Data about app and page elements:
[Start of Attachment]

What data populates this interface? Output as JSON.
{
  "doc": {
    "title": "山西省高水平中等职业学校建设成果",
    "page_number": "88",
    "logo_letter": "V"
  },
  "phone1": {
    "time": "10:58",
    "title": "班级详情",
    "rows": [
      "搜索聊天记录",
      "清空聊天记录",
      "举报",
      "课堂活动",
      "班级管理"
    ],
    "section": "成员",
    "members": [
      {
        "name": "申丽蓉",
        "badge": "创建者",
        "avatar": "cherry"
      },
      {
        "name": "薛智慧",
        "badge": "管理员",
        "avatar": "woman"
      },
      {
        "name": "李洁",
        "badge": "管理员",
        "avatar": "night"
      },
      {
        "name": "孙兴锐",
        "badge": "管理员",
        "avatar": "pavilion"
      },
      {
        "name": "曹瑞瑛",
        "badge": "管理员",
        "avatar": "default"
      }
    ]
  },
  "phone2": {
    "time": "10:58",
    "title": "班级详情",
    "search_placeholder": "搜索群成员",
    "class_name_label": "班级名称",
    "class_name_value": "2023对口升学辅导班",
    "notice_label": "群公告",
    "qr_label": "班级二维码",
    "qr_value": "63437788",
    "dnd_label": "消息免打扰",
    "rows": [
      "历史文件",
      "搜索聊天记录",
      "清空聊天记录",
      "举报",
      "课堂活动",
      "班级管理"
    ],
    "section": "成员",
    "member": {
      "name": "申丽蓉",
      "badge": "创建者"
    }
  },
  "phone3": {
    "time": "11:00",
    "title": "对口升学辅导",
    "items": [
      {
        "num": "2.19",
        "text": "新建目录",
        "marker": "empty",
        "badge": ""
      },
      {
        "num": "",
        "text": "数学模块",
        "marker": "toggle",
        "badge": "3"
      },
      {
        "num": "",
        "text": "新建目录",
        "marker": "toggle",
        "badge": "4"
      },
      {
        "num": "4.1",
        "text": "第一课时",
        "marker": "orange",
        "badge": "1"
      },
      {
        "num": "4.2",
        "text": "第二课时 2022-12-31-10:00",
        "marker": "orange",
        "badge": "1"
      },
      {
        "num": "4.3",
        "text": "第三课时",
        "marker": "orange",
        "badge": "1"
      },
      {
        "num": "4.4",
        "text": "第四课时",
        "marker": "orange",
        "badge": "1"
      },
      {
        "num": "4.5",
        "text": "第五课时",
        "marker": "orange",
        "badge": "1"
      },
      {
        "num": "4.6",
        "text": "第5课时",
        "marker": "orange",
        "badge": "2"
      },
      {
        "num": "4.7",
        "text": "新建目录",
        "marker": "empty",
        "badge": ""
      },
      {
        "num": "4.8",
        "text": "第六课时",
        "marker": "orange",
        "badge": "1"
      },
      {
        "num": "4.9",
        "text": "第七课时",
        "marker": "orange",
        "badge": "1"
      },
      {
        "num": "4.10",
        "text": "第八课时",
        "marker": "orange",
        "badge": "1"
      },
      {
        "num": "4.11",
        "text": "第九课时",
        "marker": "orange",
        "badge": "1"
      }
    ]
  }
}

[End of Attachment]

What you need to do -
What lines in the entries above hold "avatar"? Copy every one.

Completed task -
        "avatar": "cherry"
        "avatar": "woman"
        "avatar": "night"
        "avatar": "pavilion"
        "avatar": "default"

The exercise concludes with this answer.